### PROBLEM TO SOLVE:
Search the material and gather each line with "mūsu" in it.

┌──

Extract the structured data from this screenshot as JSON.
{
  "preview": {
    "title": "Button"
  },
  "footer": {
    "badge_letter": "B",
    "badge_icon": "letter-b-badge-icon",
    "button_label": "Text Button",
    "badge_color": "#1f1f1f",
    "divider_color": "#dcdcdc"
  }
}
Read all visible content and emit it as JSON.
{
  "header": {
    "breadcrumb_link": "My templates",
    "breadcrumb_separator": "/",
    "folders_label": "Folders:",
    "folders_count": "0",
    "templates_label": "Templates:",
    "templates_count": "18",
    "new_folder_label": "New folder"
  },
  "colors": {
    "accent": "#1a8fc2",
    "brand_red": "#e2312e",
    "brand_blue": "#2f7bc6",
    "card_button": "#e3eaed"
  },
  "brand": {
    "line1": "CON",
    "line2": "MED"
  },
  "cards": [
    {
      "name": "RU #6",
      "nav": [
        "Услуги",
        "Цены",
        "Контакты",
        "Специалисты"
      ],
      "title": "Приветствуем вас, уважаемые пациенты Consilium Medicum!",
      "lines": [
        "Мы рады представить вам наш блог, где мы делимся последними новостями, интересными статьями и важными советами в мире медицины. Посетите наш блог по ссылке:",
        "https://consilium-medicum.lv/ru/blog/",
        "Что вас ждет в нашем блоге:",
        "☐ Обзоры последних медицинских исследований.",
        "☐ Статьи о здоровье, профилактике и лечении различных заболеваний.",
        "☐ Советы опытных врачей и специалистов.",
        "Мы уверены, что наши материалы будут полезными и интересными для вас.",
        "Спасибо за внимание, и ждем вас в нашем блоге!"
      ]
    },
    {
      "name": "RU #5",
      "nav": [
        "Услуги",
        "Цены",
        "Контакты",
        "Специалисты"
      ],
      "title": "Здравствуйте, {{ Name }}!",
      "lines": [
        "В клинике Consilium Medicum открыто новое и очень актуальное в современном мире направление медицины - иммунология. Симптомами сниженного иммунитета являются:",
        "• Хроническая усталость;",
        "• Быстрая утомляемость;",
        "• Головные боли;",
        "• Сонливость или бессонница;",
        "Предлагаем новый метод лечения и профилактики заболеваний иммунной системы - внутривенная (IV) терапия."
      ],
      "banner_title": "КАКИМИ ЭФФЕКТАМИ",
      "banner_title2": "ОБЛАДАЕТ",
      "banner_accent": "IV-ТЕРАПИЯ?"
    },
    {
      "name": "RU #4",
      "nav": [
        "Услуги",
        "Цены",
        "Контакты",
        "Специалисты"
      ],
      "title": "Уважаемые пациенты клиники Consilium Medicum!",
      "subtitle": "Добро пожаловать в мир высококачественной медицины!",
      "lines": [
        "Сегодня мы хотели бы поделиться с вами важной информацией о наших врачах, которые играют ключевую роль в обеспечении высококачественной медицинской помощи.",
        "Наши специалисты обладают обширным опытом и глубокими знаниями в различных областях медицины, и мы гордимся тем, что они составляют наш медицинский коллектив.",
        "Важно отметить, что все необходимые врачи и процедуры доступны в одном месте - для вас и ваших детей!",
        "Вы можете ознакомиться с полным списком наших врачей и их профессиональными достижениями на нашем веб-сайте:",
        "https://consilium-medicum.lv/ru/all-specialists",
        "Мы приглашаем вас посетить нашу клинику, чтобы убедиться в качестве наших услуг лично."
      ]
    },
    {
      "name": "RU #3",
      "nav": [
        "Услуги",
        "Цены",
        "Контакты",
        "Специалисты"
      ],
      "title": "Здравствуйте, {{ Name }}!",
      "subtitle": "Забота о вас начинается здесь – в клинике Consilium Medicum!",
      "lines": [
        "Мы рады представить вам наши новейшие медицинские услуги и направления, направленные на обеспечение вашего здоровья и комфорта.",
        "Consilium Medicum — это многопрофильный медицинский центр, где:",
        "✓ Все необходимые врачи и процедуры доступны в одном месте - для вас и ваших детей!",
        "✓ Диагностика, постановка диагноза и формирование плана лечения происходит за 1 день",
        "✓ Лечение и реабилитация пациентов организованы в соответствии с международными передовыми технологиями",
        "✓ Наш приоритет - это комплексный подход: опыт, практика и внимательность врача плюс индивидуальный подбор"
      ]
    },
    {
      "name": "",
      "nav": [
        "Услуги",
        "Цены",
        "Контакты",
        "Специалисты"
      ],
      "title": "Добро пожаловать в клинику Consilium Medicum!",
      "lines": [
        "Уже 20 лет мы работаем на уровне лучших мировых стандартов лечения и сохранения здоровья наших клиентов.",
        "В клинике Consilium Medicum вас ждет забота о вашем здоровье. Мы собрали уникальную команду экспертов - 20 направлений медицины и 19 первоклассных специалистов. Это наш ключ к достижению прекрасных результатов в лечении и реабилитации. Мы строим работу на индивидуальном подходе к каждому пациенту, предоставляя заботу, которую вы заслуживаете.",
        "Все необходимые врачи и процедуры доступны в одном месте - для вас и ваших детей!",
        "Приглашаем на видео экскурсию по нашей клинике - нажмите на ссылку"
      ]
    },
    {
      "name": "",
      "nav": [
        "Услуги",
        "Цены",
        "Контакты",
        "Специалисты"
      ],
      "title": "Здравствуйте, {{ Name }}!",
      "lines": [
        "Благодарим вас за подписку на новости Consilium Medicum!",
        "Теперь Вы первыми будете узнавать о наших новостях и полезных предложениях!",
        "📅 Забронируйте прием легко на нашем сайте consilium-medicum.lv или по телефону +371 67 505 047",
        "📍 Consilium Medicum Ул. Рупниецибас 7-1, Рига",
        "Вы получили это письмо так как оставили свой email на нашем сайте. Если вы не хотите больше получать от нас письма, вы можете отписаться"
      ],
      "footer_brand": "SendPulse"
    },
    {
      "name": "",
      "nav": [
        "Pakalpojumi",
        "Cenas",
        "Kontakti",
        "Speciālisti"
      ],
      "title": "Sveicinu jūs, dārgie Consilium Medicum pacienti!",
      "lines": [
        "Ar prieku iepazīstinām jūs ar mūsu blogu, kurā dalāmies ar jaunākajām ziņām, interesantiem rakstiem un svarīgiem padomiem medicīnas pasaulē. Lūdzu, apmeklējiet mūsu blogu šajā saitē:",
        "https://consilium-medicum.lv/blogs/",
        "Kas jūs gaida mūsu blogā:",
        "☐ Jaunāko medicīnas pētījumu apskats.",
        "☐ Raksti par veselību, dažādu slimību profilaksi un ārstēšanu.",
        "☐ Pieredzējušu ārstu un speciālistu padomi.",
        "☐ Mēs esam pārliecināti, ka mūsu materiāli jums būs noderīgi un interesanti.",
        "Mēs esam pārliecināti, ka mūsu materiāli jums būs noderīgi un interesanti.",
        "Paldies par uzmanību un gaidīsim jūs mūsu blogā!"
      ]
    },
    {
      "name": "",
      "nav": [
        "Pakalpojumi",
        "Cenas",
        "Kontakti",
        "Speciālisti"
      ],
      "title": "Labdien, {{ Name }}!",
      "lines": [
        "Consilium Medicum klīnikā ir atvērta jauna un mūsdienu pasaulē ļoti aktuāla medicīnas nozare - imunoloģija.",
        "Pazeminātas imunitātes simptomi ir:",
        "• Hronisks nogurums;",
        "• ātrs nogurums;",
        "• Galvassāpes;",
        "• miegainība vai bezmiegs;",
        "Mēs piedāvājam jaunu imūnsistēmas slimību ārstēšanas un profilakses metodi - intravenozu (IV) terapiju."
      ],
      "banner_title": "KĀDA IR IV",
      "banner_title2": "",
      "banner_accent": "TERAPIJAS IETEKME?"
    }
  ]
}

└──

### TASK RESPONSE:
        "Ar prieku iepazīstinām jūs ar mūsu blogu, kurā dalāmies ar jaunākajām ziņām, interesantiem rakstiem un svarīgiem padomiem medicīnas pasaulē. Lūdzu, apmeklējiet mūsu blogu šajā saitē:",
        "Kas jūs gaida mūsu blogā:",
        "☐ Mēs esam pārliecināti, ka mūsu materiāli jums būs noderīgi un interesanti.",
        "Mēs esam pārliecināti, ka mūsu materiāli jums būs noderīgi un interesanti.",
        "Paldies par uzmanību un gaidīsim jūs mūsu blogā!"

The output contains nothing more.